The Old Courthouse, a St Louis Landmark, is located in downtown St. Louis on land that was donated by Auguste Chouteau and Judge John B. Lucas to the city under the stipulation that it would forever be used for a courthouse. The courthouse that is seen today began as a brick building in 1828 and has undergone many periods of construction, demolition and renovation to become the beautiful building that it is today. In 1930 the new Civil Courts Building was opened and the "old" Courthouse was no longer being used as a courthouse so the city of St. Louis deeded it to the Federal government. It was then turned over to the National Park Service in 1940 and was incorporated into the Jefferson National Expansion Memorial.
Visitors can view exhibits that trace St. Louis' history and learn about the historic slavery trial of Dred Scott and his wife Harriet that was held there. It is listed on the National Park Service's National Underground Railroad "Network to Freedom" because of the Dred Scott case. There are also two restored courtrooms, one restored to its 1860's appearance and the other to its 1910 appearance. Many special events are held at the Old Courthouse throughout the year.

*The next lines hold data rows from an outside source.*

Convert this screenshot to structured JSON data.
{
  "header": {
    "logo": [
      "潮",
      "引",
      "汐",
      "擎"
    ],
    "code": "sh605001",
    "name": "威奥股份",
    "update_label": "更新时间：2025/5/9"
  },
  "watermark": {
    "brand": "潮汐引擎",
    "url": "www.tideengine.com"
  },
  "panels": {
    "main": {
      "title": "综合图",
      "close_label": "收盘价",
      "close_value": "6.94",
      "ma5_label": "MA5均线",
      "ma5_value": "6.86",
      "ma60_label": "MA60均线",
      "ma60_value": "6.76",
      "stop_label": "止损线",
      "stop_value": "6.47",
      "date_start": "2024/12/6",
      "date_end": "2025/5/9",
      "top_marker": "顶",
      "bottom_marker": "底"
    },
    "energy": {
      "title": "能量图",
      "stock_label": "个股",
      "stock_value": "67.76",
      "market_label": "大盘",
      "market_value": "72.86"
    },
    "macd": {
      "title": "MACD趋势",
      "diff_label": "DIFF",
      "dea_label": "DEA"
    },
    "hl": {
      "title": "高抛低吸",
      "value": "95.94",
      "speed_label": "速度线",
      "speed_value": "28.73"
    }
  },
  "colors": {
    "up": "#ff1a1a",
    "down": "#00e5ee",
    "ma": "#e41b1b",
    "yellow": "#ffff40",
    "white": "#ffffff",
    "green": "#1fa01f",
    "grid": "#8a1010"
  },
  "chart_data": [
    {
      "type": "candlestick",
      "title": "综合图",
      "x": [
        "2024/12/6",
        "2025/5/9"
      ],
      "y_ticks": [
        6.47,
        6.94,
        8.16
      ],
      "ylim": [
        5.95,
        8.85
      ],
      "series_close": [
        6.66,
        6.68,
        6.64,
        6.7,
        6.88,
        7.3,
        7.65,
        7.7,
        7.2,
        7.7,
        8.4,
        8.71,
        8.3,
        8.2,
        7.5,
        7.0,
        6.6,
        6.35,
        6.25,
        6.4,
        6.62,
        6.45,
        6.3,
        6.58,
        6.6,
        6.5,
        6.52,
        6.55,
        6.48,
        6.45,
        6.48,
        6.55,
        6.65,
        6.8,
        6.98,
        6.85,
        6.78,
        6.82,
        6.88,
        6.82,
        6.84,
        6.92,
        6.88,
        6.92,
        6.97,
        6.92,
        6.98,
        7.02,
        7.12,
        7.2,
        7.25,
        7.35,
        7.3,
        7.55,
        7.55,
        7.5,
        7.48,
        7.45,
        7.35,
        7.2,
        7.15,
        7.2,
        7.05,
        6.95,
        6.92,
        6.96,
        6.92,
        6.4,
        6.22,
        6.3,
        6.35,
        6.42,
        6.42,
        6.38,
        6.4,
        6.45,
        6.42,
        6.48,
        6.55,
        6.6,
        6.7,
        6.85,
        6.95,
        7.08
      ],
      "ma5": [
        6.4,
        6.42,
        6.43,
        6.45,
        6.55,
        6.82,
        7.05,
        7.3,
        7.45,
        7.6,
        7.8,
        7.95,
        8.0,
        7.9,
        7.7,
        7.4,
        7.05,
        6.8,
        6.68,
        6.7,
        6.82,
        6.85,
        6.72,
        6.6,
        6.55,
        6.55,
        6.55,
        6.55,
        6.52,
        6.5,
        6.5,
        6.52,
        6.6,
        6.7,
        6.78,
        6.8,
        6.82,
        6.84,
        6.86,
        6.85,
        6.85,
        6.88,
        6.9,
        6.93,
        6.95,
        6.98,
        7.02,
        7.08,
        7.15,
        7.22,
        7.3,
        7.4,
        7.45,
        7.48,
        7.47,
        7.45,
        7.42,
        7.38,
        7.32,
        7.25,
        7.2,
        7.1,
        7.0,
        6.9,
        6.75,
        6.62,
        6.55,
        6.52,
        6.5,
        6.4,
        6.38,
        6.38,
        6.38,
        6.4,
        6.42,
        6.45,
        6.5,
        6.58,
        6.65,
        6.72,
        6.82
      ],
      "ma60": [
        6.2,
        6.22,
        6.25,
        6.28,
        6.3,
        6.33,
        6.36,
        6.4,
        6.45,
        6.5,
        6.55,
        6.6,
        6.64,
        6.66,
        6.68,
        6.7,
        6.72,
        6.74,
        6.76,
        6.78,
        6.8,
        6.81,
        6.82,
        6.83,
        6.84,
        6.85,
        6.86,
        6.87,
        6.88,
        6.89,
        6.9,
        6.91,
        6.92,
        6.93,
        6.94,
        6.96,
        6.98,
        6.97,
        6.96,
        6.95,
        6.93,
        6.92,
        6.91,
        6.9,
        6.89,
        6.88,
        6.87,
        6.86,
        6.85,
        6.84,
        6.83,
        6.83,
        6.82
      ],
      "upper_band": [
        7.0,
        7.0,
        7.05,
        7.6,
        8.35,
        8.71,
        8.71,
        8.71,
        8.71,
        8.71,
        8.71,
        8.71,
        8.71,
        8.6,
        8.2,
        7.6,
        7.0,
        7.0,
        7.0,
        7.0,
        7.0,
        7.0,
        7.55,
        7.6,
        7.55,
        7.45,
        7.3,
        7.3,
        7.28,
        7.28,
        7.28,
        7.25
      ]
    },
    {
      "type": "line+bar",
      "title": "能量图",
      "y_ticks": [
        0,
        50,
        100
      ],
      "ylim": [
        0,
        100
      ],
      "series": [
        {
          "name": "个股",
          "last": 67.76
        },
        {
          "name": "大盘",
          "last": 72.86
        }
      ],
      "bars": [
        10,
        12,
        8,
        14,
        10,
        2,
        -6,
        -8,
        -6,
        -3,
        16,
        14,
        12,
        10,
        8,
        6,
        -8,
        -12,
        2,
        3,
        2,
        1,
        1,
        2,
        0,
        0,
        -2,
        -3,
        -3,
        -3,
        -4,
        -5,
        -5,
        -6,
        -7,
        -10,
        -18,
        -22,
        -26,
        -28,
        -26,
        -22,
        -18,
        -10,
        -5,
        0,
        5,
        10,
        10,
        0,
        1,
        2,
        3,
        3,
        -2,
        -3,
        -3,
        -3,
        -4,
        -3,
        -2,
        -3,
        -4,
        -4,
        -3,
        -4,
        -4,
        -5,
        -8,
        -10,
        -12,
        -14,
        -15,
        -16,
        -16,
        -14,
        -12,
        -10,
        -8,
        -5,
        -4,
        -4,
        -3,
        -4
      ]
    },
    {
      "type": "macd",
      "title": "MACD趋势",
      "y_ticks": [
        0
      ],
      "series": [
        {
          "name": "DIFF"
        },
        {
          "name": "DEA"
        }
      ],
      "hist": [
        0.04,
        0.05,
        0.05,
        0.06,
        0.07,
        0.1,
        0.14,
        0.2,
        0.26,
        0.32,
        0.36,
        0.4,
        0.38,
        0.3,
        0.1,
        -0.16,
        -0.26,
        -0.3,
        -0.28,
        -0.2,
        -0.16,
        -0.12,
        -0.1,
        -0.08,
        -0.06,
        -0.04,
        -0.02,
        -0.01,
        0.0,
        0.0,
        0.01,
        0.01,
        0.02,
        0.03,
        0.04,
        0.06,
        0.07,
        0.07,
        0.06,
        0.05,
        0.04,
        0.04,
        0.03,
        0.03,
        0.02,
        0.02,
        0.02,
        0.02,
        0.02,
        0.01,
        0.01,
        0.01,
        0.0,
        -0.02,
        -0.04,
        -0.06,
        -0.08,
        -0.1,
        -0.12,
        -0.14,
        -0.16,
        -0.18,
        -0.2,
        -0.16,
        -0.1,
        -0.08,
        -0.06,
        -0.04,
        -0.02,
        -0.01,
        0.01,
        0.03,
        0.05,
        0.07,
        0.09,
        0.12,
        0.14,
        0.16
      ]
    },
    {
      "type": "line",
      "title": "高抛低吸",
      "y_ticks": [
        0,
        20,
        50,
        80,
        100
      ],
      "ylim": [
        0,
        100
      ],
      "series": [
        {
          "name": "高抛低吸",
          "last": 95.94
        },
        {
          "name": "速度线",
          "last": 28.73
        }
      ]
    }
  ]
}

Admission to the Old Courthouse is free. The Old Courthouse is open daily from 8am to 4:30pm. The Old Courthouse is closed on Thanksgiving, Christmas and New Year's Day.
Market and Fourth Streets
St Louis, MO 63102